__Required work__. Retrieve each line that contains the word "title" from the entries below.

__Data provided__.
#####
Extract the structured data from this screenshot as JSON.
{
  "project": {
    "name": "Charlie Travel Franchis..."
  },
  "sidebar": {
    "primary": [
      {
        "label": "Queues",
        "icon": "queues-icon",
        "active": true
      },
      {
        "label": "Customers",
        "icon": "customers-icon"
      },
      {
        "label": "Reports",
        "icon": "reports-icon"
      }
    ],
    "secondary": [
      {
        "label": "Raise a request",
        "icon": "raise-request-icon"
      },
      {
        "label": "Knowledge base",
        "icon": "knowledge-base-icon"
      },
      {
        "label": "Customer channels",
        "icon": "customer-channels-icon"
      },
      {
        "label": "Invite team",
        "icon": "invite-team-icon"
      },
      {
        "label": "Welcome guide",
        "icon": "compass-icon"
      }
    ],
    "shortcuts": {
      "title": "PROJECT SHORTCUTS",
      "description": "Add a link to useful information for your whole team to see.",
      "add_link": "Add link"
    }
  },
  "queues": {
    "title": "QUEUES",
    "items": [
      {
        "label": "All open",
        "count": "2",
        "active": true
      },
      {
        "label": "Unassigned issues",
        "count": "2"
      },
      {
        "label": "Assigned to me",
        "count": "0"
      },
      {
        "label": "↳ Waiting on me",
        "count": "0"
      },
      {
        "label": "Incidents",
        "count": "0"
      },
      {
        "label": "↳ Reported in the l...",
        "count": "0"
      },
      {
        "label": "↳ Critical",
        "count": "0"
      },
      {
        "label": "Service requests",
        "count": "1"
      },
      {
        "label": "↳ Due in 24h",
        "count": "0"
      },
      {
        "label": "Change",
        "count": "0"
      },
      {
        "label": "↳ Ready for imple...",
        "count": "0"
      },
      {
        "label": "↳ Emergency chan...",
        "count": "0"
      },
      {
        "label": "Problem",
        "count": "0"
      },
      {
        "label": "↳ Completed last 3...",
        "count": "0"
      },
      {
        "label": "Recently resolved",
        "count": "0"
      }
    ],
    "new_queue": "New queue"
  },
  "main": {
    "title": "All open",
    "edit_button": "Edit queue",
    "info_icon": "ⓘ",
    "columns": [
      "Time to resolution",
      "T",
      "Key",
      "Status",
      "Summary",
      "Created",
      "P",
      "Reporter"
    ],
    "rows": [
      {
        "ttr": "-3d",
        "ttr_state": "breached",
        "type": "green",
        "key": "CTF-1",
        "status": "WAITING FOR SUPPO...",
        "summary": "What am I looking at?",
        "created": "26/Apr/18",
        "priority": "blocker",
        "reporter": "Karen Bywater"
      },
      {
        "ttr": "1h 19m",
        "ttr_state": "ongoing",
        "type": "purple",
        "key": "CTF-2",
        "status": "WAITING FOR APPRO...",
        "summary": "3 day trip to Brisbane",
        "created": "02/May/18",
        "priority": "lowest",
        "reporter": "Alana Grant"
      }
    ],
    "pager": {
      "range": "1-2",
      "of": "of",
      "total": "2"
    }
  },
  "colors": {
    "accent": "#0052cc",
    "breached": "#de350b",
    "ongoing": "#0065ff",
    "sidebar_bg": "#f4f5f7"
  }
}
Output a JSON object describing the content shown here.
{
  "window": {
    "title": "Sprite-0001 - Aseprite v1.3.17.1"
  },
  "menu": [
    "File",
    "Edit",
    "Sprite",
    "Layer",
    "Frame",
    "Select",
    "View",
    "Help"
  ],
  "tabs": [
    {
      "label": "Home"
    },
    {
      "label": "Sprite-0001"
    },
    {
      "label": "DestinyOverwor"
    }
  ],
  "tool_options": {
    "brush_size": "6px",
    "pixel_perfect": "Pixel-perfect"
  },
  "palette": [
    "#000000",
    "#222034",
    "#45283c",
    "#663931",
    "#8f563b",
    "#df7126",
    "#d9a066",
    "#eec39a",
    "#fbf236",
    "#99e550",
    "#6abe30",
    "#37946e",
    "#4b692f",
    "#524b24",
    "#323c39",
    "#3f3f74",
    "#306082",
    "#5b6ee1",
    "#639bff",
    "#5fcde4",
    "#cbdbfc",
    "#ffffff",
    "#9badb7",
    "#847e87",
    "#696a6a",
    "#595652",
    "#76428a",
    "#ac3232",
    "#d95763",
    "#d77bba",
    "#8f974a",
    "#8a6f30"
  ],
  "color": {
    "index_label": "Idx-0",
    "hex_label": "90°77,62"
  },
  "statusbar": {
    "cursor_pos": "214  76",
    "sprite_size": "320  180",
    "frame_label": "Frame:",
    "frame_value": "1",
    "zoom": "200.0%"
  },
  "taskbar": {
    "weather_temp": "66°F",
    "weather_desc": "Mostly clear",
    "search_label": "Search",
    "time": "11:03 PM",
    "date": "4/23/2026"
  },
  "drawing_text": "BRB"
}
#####
__Output of the exercise__.
      "title": "PROJECT SHORTCUTS",
    "title": "QUEUES",
    "title": "All open",
    "title": "Sprite-0001 - Aseprite v1.3.17.1"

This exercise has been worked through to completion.